A free and often brilliant option is downloading podcasts. You may need an app such as Podcast Addict or Acast, within which you run a search for the show you want, but you can also download some directly from your favourite websites, such as the CBeebies Radio podcast.
Toys and activities
A selection of favourite toys is essential for the kids, but you could also get a bit creative.
Washable felt pens
Allow your child to do some drawing on the move.

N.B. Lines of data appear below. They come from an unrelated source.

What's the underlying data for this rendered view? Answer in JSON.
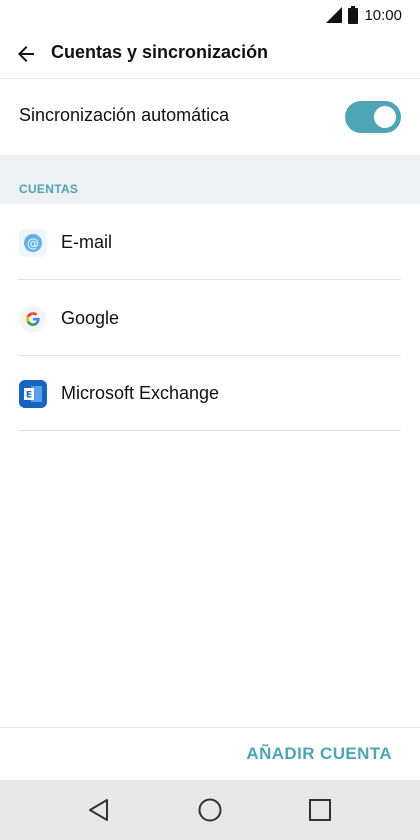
{
  "status_bar": {
    "time": "10:00",
    "icons": [
      "signal-icon",
      "battery-icon"
    ]
  },
  "header": {
    "title": "Cuentas y sincronización",
    "back_icon": "arrow-left-icon"
  },
  "sync": {
    "label": "Sincronización automática",
    "enabled": true
  },
  "accounts_section": {
    "title": "CUENTAS",
    "items": [
      {
        "label": "E-mail",
        "icon": "email-at-icon"
      },
      {
        "label": "Google",
        "icon": "google-icon"
      },
      {
        "label": "Microsoft Exchange",
        "icon": "exchange-icon"
      }
    ]
  },
  "footer": {
    "add_account_label": "AÑADIR CUENTA"
  },
  "nav_bar": {
    "buttons": [
      "back-triangle-icon",
      "home-circle-icon",
      "recents-square-icon"
    ]
  },
  "colors": {
    "accent": "#4fa5b5",
    "section_bg": "#eef0f1",
    "nav_bg": "#e8e8e8"
  }
}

You don’t want your car’s interior covered in permanent marker pen, so these are a good option.
A no-mess way for kids to colour in, this uses a water-filled felt pen filled to reveal colourful pictures.
Another way to avoid marking the car interior: fuzzy felt.
Bring out the blocks.
Make it easier for your little ones with a laptop tray table like this, or one that folds out from a seat organiser, like this one.
Other must-haves for road trips
- Sippy cups
- Portable potty
- First aid kit
- USB cables/chargers
- 12V adapter
- Dash cam (will record accidents – read our reviews here)
- Sun shades (also good for reducing strobing effect from motorway lights at night – read our reviews here or find others at Halfords)
- Child seats (it’s now law that backless booster seats are only approved for children taller than 125cm or weighing more than 22kg, which is around six years old – read more and see reviews here)
Any other essentials needed? Let us know @ST_Driving